International capital loves Canadian real estate. With more than $1 trillion expected to flow into global real estate from China alone over the next decade, investors large and small are looking to stake their claim in the Great White North.
The opportunity is there for you, as well — if you know how to seize it. Here’s what you need to know, and what you should do, before you jump into the Canadian real estate market.
- Understand Dos and Dont’s for Foreign Buyers
By and large, Canada welcomes foreign real estate buyers with open arms. Still, if you’re not a Canadian citizen, you’ll need to remember some special considerations for foreign buyers of Canadian land.
Chief among these are the 15% foreign-buyer surtaxes imposed by two major Canadian cities, Toronto and Vancouver, with more potentially to follow. If you’re looking to buy in either metropolis’s urban core, be sure to factor that added cost into your calculations.
- Consider Vacant Land
Not sold on the idea of a pricey Vancouver high rise or anonymous Winnipeg tract house? Consider investing in vacant land instead. Vacant land is obviously more affordable than improved or built-upon lots, and it comes with a fair bit less maintenance as well. In many parts of Canada, it’s possible to find impressive bargains on spacious lots within sight of a major city — for instance, thousands of lots of Ontario land for sale lie within Greater Toronto’s commuter belt.

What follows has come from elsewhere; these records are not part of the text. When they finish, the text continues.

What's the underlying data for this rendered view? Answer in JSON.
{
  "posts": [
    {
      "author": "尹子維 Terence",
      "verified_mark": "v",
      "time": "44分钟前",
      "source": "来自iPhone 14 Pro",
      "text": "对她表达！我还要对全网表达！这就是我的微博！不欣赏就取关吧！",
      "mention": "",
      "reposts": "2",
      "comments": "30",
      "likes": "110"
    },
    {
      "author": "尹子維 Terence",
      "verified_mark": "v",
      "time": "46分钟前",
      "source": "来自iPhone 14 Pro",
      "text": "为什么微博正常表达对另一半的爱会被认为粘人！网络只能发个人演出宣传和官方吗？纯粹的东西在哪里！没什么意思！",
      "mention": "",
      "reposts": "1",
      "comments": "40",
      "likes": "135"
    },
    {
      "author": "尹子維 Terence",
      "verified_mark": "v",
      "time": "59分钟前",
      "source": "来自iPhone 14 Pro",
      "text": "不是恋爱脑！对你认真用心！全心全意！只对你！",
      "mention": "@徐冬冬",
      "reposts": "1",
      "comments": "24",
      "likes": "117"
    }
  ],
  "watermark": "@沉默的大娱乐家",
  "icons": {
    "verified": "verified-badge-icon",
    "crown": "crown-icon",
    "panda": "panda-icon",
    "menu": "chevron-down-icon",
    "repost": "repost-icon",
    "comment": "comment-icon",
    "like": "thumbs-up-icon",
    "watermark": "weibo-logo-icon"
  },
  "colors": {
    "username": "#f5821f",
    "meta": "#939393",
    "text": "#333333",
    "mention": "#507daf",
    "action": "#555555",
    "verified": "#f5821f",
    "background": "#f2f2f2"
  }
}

- Vacation Properties Are Potentially Lucrative (and More Useful Than You Think)
You don’t have to visit your Canadian lake cabin every weekend to reap the benefits of owning your very own slice of heaven. Compared with equivalents in pricier parts of the United States or Europe, high-end Canadian vacation homes are within financial reach of small-scale investors. And the country’s outdoorsy culture makes for a vibrant short-term rental market. If you’re not able to enjoy your vacation property firsthand, why not enjoy its cash flow?
- Seeking Income? Know What You’re Getting Into
Looking to stake your claim to a north-of-the-border income property? You’re in good company — the Canadian rental market is humming along quite nicely.
Just know what you’re getting into before you buy. If you don’t live within driving distance of your rental propert(ies), you’ll need to have a local manager on call to address tenant concerns. For multi-property landlords, partnering with a property management company is usually a good bet. This Toronto Globe and Mail piece outlines some additional considerations for first-time Canadian landlords.
- Line Up Financing Well in Advance
Don’t wait until the last minute to get pre-approved for a mortgage or secure financing by some other means. Plenty of U.S. banks are happy to lend to American buyers of Canadian real estate, but you’ll want to check with yours well in advance to make sure that’s the case. Keep in mind that vacant land is tougher to finance — you should expect to put at least 50% of the purchase price down at closing.
Have any tips on investing in Canadian real estate? Please share in the comments below.